One of the oldest buildings in the U.S. is getting a facelift.

The Washington State Historical Society is putting the last of the hickories, barns and other structures in the old Hickory Industrial District on display.

The building at 1701 E. 15th St. in Seattle, Washington, was built in 1910 by the Pacific Pacific Railroad and is now owned by the Seattle Public Library.

The structure is a rare relic of a time when buildings were being built in the region that had a heavy focus on urban renewal.

The library’s archives include a small building on a corner that was built by the company in the 1880s.

The Pacific Pacific was the first railroad company in Washington to build a commercial office in the Pacific Northwest.

A similar building was built on a site near Seattle in 1912.

The first of the new structures is a replica of the one that once stood there.

The buildings have been covered in plaster to protect them from the elements.

The hickys, barn, and other buildings are in their original state, but they’re in the process of being re-purposed for something more special.

The project is the work of the Society for Historic Preservation and is funded by the Federal Highway Administration.

The Society says that the restoration is a collaboration between the Seattle Historical Society, the Historic Preservation Office of the State Historic Preservation Commission and the Washington State Department of Transportation.

The organization is using the public’s help to fund a project that has taken a long time to plan.

The group has raised nearly $4.5 million to complete the project, including a $2.6 million grant from the National Park Service.

The restoration of the building is part of the project’s broader goal to preserve the history of the area, according to the Society.

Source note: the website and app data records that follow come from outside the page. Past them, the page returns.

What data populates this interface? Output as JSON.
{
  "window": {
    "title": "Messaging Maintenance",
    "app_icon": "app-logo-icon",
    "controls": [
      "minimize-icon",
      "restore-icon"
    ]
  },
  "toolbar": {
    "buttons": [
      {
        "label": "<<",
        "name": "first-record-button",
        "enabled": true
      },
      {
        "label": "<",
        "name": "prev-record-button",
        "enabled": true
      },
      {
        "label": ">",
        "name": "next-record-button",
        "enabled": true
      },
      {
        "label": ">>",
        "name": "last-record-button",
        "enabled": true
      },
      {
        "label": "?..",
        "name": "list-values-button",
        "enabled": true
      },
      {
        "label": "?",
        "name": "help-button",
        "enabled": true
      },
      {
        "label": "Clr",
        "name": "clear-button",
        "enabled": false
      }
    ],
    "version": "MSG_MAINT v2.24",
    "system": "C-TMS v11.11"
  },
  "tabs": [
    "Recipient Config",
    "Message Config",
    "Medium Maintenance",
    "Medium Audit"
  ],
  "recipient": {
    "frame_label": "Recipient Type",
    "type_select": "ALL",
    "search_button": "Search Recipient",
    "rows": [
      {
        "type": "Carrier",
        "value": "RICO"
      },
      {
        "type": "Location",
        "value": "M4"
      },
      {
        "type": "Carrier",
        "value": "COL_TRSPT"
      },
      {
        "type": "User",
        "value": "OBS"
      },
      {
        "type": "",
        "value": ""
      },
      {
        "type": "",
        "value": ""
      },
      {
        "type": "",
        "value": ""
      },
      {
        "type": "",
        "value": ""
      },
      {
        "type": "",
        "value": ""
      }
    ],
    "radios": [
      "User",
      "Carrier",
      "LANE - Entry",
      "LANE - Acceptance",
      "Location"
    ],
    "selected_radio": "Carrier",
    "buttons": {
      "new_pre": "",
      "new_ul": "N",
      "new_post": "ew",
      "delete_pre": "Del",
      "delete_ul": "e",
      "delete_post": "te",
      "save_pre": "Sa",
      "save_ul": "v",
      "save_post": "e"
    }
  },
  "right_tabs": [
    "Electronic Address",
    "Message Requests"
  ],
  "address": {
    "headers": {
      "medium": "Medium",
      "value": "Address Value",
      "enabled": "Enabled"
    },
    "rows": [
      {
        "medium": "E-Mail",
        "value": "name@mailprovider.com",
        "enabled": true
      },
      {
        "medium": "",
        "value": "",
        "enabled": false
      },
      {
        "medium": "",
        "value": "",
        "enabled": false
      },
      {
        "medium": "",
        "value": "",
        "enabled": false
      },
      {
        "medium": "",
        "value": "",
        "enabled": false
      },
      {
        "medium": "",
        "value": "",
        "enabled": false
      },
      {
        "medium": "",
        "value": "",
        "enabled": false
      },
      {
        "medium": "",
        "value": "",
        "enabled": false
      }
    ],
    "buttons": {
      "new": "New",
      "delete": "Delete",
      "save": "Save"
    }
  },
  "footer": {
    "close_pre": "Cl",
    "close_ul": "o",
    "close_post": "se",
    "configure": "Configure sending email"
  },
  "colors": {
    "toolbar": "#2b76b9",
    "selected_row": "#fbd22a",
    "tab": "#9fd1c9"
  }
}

The historic buildings were once part of a major transportation hub and once included businesses like a lumber mill and a grocery store.

The railroad also built several other buildings in Seattle in the 1910s.